  • number of plan members,
  • number of different types of benefits offered (health, dental, life insurance),
  • number of different plans offered (HMO, POS, Indemnity),
  • amount of time or number of meetings with the actuary, and
  • number of alternative options or scenarios to be valued.

There are several actuarial assumptions that need to be considered in order for the actuary to complete the valuation. The major assumptions include the following:

  • actuarial cost method,
  • investment rate,
  • inflation rate,
  • projected salary increases,
  • medical trend rates,
  • post-retirement mortality rate, and
  • New Hampshire Retirement System medical subsidy depletion dates.

The 2007 OPEB actuarial valuation report for the State of New Hampshire, which pays 100 percent of the health premium for retirees and their spouses, is available at http://admin.state.nh.us. Page 18 of that report describes the different assumptions used in the State’s valuation.

Alternative Measurement Method
As previously mentioned, there is an option for small governments (those with fewer than 100 plan members) to determine their OPEB liabilities without hiring an actuary.
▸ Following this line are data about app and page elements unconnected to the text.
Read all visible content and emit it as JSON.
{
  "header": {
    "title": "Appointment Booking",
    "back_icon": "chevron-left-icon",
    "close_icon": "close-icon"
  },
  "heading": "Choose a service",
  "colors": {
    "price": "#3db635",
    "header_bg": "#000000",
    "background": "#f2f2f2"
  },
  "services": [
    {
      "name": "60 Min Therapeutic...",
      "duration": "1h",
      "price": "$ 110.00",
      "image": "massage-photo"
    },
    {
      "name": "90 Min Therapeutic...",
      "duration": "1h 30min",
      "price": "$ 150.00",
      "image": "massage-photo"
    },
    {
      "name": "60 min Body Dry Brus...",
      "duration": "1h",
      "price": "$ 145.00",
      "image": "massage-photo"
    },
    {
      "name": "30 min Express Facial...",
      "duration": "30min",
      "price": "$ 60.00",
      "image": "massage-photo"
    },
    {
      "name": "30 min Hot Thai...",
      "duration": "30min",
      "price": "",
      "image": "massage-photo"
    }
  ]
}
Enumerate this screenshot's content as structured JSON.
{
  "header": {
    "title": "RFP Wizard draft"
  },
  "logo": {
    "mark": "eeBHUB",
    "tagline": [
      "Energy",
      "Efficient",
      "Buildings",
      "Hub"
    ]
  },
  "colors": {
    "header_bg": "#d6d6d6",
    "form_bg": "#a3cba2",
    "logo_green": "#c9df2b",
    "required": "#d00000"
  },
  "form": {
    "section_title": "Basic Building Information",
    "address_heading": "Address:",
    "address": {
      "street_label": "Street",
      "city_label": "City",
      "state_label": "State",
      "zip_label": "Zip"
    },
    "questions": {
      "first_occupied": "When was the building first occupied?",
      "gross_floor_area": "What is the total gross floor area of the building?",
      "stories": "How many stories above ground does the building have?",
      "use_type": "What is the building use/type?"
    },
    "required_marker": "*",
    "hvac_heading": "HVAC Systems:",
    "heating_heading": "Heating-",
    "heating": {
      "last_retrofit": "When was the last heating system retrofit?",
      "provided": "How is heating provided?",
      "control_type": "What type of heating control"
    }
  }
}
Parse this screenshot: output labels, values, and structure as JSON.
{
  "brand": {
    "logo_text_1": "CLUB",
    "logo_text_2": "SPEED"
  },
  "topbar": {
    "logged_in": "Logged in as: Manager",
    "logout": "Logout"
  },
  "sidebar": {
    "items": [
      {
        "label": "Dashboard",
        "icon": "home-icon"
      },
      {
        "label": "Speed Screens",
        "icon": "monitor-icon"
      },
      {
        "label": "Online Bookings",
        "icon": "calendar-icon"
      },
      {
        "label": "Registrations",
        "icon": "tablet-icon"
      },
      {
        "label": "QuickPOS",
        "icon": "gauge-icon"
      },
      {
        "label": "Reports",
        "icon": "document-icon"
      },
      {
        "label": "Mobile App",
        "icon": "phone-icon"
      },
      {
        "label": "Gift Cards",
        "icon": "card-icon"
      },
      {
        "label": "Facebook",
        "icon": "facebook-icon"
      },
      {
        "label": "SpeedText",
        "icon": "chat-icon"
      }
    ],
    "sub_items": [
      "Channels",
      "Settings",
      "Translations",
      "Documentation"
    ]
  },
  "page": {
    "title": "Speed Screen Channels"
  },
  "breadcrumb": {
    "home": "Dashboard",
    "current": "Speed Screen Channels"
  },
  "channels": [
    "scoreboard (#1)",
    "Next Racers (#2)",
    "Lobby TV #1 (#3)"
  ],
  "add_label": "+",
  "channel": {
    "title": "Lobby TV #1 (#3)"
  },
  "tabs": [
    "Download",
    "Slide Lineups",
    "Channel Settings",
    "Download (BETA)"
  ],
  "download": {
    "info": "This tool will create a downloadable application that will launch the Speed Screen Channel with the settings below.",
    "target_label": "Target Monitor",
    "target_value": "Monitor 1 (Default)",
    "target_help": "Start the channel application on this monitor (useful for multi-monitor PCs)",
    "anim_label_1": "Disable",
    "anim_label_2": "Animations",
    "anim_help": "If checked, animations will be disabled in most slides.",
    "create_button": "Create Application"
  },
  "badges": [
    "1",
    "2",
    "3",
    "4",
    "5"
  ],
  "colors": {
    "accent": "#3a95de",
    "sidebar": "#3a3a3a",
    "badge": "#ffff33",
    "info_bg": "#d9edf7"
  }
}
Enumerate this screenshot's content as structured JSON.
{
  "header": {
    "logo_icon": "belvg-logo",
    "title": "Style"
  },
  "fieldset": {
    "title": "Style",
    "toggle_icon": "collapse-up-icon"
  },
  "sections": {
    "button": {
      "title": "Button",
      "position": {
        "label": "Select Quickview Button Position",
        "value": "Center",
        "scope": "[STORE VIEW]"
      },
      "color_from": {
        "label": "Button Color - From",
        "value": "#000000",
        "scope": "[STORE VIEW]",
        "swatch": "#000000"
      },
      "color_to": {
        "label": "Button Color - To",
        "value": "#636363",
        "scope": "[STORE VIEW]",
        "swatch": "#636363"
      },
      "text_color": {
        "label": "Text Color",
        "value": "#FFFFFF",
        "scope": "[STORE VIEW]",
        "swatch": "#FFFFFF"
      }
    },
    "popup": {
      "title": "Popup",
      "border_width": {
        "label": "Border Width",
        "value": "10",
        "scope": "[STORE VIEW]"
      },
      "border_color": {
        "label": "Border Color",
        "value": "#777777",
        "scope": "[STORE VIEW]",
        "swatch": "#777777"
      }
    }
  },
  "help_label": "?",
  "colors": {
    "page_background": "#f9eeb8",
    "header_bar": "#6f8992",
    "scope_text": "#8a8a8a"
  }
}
The tables and procedures to complete this alternative valuation are outlined in Statement 45. Not surprising, several organizations have seized upon the opportunity to offer GASB 45 services to small municipalities by converting these tables and procedures into Web-based applications. For a relatively low fee, that is, less than the cost of hiring an actuary, these services compute the OPEB liabilities based upon inputted demographic data provided for each employee and retiree. The following are Web-based applications for small governments:

Note that this may not be an exhaustive list of Web-based GASB 45 applications for small governments. Additionally, the LGC makes no express or implied endorsement or recommendation regarding the quality and reliability of these services to provide OPEB valuations. Municipalities considering the use of these services should evaluate the vendors as they would any such application.

Funding OPEB Liabilities
Once the actuarial valuation is complete and the municipality has an understanding of the liabilities associated with these retiree benefits, the decision must then be made whether to advance fund the obligations, partially advance fund the obligations, or continue with the current pay-as-you-go method of funding. If the municipality decides to advance fund the benefits, then it needs to decide the mechanism to earmark those funds. OPEB liabilities may be earmarked via a reserve of fund balance, through an expendable trust fund or in a special revenue fund.

Another option, which is not currently authorized under New Hampshire law, is the establishment of an OPEB trust. An OPEB trust would require enabling legislation, and would be pension-like in terms of administration, governance structure and interest rate assumptions. The primary advantage in establishing an OPEB trust is the high assumed interest rate allowed under GASB regulations. A higher assumed rate of return on investment earnings has a significant impact on the OPEB liabilities. In the case of the State of New Hampshire, pre-funding the liabilities in an OPEB trust with an 8.5 percent results in nearly half the liability of continuing with the pay-as-you-go method with a 4.5 percent interest rate. The dollar difference is a $1.5 billion liability versus a $2.9 billion liability.

One of the primary disadvantages of establishing an OPEB trust is the irrevocable nature of the trust as required under GASB regulations. Some Phase I municipalities in other parts of the country have expressed concerns about the inability to retain flexibility over these trusts in the event that state or national universal healthcare is adopted.

As with the extensive discussions that have already taken place regarding the implementation of GASB 45, it is anticipated that similar discussions regarding the options to fund these benefits will also continue into the future. Overall, however, the GASB seems to have met their goal of “highlighting" the cost associated with retiree benefits, bringing this issue to the forefront of public policy discussions.

Barbara Reid is Government Finance Advisor for New Hampshire Local Government Center’s Legal Services and Government Affairs Department.